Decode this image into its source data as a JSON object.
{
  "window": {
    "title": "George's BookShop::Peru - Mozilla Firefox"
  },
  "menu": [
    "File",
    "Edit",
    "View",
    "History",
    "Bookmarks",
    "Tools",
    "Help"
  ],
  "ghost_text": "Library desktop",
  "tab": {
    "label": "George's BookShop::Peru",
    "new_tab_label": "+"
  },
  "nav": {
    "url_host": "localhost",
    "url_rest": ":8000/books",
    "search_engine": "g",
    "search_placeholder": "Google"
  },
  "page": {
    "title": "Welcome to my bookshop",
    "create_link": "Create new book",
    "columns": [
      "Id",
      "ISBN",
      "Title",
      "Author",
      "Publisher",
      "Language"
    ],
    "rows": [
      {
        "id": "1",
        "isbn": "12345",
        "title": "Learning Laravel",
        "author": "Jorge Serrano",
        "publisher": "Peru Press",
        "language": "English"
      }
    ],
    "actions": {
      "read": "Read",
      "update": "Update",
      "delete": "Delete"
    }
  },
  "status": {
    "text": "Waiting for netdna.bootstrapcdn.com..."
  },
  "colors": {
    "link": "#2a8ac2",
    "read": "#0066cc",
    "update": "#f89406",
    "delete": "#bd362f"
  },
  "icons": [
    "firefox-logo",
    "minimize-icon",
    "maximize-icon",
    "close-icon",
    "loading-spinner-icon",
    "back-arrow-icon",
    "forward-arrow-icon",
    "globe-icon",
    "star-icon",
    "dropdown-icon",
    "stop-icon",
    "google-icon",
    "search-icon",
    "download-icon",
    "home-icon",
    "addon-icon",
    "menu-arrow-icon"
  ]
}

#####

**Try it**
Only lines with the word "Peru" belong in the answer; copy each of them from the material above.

**Your solution**
    "title": "George's BookShop::Peru - Mozilla Firefox"
    "label": "George's BookShop::Peru",
        "publisher": "Peru Press",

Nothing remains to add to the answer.